Read what Rear Admiral Bradley A. Fiske had to say about the Naval Institute in Proceedings, Vol. 45 No. 192, February 1919:
One of the factors which has handicapped the Naval Institute has been a curious shyness about writing articles for it. This shyness existed much more in the past than it does now; but it still exists to a degree that is really lamentable. Scores of times I have said to some officer who had made some suggestion, or described some instructive experience, “You ought to send that to the Institute,” and he has answered, “But I can’t write.” Now, any man who can think can write. Writing is merely recording. If a man has anything to record, writing can record it.
The so-called faculty of writing is not so much a faculty of writing as it is a faculty of thinking. When a man says, “I have an idea but I can’t express it”; that man hasn’t an idea but merely a vague feeling. If a man has a feeling of that kind, and will sit down for a half an hour and persistently try to put into writing what he feels, the probabilities are at least 90 percent that he will either be able to record it, or else realize that he has no idea at all. In either case, he will do himself a benefit.
I read this and thought it the most succinct and perceptive comment on procrastination in writing I’ve ever read. Now to see if I can take it to heart.
If you aren’t familar with “Proceedings” go to the library and check it out.

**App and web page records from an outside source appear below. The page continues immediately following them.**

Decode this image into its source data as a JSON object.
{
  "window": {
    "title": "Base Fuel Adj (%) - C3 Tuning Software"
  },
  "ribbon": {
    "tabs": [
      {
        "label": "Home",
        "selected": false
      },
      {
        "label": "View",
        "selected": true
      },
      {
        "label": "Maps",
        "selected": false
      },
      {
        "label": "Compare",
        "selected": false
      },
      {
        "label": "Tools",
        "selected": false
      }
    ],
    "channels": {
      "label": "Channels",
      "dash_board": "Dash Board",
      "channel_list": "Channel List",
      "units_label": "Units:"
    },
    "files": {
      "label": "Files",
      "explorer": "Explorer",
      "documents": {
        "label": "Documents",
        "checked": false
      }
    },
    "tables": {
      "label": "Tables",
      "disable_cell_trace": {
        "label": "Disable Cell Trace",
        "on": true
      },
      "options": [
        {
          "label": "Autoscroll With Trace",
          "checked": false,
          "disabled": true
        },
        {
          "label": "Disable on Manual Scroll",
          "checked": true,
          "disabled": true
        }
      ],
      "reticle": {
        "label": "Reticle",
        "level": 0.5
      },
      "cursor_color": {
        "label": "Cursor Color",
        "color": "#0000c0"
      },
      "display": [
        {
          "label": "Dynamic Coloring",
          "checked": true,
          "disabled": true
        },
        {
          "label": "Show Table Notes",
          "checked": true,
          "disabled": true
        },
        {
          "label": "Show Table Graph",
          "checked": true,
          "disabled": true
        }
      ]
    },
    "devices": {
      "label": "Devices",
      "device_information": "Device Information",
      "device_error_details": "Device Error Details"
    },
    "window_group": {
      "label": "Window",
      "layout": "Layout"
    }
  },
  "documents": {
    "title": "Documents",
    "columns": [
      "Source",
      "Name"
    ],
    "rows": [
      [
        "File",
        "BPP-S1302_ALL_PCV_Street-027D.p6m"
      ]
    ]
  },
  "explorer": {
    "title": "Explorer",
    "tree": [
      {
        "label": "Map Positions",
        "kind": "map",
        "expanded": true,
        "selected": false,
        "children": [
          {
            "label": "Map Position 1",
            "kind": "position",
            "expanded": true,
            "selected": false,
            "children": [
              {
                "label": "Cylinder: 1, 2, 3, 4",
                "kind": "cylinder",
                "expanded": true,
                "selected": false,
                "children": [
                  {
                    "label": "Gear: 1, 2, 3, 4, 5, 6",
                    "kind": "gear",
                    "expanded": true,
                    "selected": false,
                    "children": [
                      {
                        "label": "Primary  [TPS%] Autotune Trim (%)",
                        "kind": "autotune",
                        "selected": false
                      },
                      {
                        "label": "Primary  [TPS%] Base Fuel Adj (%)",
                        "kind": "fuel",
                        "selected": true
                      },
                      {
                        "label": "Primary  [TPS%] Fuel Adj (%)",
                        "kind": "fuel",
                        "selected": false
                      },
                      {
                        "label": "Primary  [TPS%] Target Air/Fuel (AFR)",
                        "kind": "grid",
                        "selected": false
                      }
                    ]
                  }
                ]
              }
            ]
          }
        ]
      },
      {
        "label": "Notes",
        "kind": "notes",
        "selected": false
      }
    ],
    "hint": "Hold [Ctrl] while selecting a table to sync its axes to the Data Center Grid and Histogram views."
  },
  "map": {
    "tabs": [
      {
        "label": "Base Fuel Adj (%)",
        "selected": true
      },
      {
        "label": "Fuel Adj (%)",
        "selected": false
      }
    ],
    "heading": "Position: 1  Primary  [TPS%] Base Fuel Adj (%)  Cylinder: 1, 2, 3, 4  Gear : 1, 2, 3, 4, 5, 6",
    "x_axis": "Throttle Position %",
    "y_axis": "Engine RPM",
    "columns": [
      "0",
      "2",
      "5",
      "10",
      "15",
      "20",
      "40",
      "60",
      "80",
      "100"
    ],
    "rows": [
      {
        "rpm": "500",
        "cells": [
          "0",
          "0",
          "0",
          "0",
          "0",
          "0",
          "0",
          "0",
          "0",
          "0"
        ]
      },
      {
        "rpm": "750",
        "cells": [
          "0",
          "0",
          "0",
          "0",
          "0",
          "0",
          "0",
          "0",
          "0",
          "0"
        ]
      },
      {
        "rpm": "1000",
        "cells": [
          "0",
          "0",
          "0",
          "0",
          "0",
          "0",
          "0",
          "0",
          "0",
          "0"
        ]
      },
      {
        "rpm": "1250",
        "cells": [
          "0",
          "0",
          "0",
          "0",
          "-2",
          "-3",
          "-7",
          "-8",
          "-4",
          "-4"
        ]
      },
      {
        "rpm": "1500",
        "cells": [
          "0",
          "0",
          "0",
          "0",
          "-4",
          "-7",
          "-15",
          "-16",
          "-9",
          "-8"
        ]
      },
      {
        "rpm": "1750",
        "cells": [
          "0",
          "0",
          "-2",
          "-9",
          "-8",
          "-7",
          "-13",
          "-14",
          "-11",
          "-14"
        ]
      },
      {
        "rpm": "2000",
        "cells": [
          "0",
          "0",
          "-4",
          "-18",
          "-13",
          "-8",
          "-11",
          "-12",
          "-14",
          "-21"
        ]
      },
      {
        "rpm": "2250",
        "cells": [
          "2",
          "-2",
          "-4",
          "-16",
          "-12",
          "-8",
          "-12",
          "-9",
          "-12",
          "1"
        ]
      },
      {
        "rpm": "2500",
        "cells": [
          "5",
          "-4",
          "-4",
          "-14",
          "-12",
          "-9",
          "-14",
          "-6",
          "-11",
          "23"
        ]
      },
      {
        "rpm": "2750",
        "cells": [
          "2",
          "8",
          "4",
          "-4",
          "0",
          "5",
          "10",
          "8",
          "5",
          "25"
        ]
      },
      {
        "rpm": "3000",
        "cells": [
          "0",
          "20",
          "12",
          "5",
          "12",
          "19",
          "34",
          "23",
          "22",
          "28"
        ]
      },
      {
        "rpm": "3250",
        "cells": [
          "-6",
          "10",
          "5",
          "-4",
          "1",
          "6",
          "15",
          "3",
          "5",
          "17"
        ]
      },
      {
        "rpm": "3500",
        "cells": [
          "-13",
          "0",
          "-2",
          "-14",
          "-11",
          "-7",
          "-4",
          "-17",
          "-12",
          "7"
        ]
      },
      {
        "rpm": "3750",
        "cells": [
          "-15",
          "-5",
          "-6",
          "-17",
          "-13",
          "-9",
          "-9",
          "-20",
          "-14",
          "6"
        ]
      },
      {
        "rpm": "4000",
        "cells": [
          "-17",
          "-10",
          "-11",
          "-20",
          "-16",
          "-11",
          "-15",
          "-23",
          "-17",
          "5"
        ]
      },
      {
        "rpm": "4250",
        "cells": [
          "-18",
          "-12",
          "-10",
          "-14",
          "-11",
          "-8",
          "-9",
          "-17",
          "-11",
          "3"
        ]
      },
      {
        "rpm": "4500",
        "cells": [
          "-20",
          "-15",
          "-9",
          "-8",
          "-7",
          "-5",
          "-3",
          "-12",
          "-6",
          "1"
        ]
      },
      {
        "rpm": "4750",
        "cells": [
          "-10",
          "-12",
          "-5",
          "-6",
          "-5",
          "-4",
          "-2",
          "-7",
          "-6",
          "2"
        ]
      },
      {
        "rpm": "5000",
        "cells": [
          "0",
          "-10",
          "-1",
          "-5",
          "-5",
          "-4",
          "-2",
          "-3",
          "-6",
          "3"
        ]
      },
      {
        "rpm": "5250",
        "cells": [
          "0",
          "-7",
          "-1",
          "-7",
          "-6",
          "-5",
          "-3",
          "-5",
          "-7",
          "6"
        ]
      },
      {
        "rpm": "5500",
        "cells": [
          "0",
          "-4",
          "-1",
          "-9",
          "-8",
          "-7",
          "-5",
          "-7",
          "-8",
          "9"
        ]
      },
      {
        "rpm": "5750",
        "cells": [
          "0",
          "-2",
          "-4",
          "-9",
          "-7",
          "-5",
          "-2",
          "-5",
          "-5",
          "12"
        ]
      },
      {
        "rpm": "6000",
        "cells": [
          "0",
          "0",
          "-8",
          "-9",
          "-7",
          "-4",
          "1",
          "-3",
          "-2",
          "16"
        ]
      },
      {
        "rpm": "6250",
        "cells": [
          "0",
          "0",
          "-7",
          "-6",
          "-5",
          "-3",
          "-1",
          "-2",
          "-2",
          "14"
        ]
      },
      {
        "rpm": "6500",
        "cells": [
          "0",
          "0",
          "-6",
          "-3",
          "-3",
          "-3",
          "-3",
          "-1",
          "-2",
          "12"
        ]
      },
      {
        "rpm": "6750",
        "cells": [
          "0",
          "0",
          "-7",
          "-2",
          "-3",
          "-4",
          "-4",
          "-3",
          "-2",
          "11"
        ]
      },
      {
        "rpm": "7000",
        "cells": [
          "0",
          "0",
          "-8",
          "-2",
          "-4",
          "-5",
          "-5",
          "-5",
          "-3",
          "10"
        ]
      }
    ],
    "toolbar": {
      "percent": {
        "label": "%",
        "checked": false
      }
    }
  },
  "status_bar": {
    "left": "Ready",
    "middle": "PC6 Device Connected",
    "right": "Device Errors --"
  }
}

I believe that the concept of living history interviews started with this magazine.